It was rather funny to find the semi final for the Liverpool Cup between Everton and Tranmere Rovers being played on the ground of the cupholders seeing that the Wirral club might have claimed for its decision on neutral territory. It certainly displays an amount of docility and hopelessness on the part of the Tranmere Club, with which their actual demeanor in the game scarcely coincided. The arrangement gave satisfaction all round, I doubt not, and that is sufficient. This game failed to rekindle a spark of the burnt-out enthusiasm in the local cup-ties, and there was not an average Everton gate. The match today with Church will be gratefully received by the habitues of Anfield-road, who have had quite enough of these cup ties, what with Everton v Linacre, Earlestown V Bell's Temperance, and last Saturday's match. There were again three notable absentees from the Everton eleven, Dick, Fleming and Stevenson, but they were not greatly missed for the match turned out a very one-sided affair. The ground was in a bad order, or the score against Tranmere lot would undoubtedly have been heavier. As it was they lost the game by 9 goals to 1, the latter being a very fluke affair. Still, several of the taller number would come under the same description, for the Tranmere goalkeeper played very unevenly. It is necessary to detail the incidents of the game, which was never of an exciting description. Stay –there was one very stiff struggle in front of the Rovers' goal which gave rise to just one bit of excitement. The ball was kicked out, and returned time after time the goalkeeper cutting a very decent figure in this episode which ended in the downfall of the visitors goal. Of the losers McAfee played a very fair forward game, but I cannot single any other of the side for commendation their display being uniformly mediocre. Farmer and Costley had a very merry time, and the little Oswestry man had a fair share of the spoils in the way of scoring. Richards is still an uneven player, a dashing and brilliant effort being usually succeeded by a wild and erratic outburst.

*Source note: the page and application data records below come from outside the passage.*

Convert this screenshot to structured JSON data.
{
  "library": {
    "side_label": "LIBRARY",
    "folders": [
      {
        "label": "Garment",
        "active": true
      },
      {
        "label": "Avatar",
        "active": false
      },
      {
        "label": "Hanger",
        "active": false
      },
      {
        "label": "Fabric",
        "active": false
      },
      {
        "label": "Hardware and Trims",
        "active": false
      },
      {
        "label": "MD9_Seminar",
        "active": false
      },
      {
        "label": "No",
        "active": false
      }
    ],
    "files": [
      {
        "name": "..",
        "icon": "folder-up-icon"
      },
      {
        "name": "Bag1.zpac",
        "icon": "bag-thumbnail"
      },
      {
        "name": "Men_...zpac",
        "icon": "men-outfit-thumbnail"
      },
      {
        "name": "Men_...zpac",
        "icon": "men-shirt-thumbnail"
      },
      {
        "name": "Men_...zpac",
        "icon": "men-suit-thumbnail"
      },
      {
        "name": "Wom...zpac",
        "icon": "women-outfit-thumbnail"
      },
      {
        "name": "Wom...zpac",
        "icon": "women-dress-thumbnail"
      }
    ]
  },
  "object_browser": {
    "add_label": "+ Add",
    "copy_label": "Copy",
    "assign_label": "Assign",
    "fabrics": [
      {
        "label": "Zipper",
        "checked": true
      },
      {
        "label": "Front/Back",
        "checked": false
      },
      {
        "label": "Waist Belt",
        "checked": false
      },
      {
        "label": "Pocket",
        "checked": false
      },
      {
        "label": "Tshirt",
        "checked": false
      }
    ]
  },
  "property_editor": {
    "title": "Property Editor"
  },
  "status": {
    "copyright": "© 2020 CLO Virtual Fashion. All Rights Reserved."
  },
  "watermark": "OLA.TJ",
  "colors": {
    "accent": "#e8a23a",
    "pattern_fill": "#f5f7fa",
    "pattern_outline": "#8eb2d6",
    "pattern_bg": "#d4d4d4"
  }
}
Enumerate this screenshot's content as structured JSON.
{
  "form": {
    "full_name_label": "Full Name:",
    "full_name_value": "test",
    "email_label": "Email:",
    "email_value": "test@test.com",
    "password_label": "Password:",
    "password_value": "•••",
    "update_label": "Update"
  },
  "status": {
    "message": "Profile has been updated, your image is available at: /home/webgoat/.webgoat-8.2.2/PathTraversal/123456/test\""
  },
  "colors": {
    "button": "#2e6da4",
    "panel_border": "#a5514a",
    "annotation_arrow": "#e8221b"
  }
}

Dobson was the best of the defenders, who had not a particularly anxious time.

Note
According to the Liverpool Courier, Everton are playing Bolton Wanderers at Bolton, in the fixture list.
Bolton playing Preston North End in the Lancashire Cup final
St Domingo v Ormskirk, at Stanley Park

Everton v Church
March 28 th 1887. The Liverpool Courier.
These teams met at the Anfield enclosure on Saturday, and as Church had beaten Everton the previous week, a large amount of interest in the event, nearly 4,000 persons witnessing the game, which was well contested throughout. Everton started the ball with a slight wind in their favour, but Church were the first to score Walker doing the needful after a good run. Then after some very even play Richards opened the Everton account with a good shot. The home goal was then assailed, but the backs defended valiantly and on the raiders being repulsed Everton pressed until eventually Richards again put the ball past Sharpe, the visitors custodian. Everton still maintained the aggressive, but for a time were held at bay. Then Gregson and Holding attacked the home goal. Marriott kicking to the centre Farmer here got possession, and dribbling past the Church scored a third goal for the homesters. Give-and-take play ensued till shortly before half-time when Farmer notched a further point against the visitors. This brought about the interval, with Everton leading by four goals to one. Upon resuming, play became very fast, both goals being rapidly assailed. The defence, however, was superb and as neither side were able to add to their score, Everton full revenged themselves for the previous reverse by four goals to one. Teams; - Everton; - Jollife goal; Dobson and Marriott, backs; Corey, Higgins, and Gibson, half-backs; Farmer, Costley, Richards, George and Higgins forwards. Church; - Thorpe, goal; J. Wood and B. Robinson, backs; Gaskell, Taylor, and W. Woods, half-backs; Gregson, Holding, Smith, J. Beresford, and Walter, forwards.